Hamilton Projects also announced that it is taking Knowledge Adventure’s JumpStart Learning System educational CD-ROM brand into new mass-market categories, thanks to recent licensing deals with Toymax and Scholastic. Toymax is producing four different licensed electronic handheld games priced at US$10 to US$15 each, and Knowledge Adventure and Toymax will co-produce two JumpStart electronic table-top learning games priced at US$20 to US$40 each. All will street across the U.S. in the fall.

Scholastic has agreed to develop, publish and distribute a line of educational JumpStart materials. These will include grade-based workbooks and early literacy readers retailing for US$2 to US$15 each next spring, and two 30-minute animated JumpStart videos, one for preschool and the other for kindergarten-age kids. Each video will retail across the U.S. for about US$10 starting this fall. DH

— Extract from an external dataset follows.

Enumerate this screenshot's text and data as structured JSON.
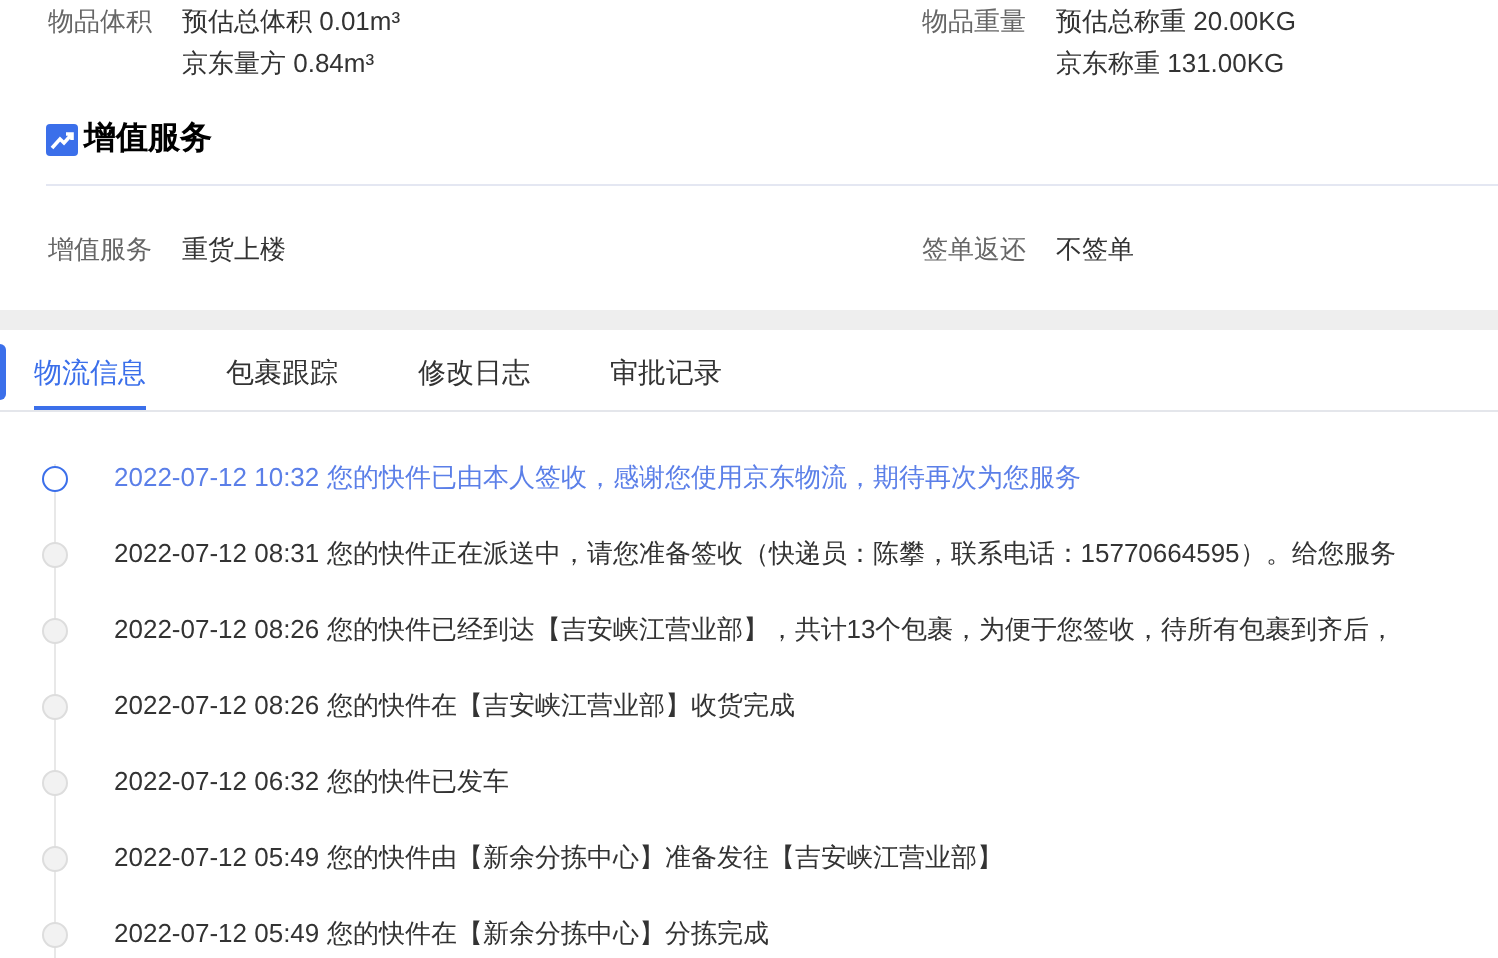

L & M quick hits

Three German publishers under the ProSieben Media banner have signed on kids TV properties for new books. Augustus/Weltbild-Verlag is developing a line of books based on Egmont Imagination’s Plonsters series. Eight educational books aimed at kids in grades one to four will street this fall. XXL-Verlag is publishing a picture book based on Grisu the Little Dragon (a series about a dragon who wants to be a fireman that aired on ProSieben until December 1998) this fall, and vgs-Verlag is publishing a line of novels based on the new ProSieben series Mallorca starting this summer.

Sony Signatures is taking advantage of Britney Spears’ first headlining tour this summer with a new licensing program centered on the teen star. Signatures is developing and licensing a line of tour merchandise, including apparel, collectibles and fan appreciation items to be sold through tour and retail outlets, as well as over the Internet.

The Topps Company has snagged a license to produce trading cards and lollipops for Pikachu and friends. The Pokémon cards are expected to street in the U.S. and Canada this summer.

BKN has signed on Russ Berrie and Company to produce a line of licensed products based on its Pocket Dragon Adventures series. The line will include plush characters, figurines, pencil toppers, key chains and rings.

New York-based licensed children’s apparel company Happy Kids has acquired D. Glasgow & Son, another children’s licensed apparel company based in New York. Glasgow comes with a stable of licenses, including the National Football League, Major League Baseball, the National Basketball Association and the National Hockey League. The company also has sport-themed cross-licensed lines for Warner Bros. Looney Tunes, Looney Tunes Girls, Scooby Doo and Power Rangers.

About The Author


Brand Menu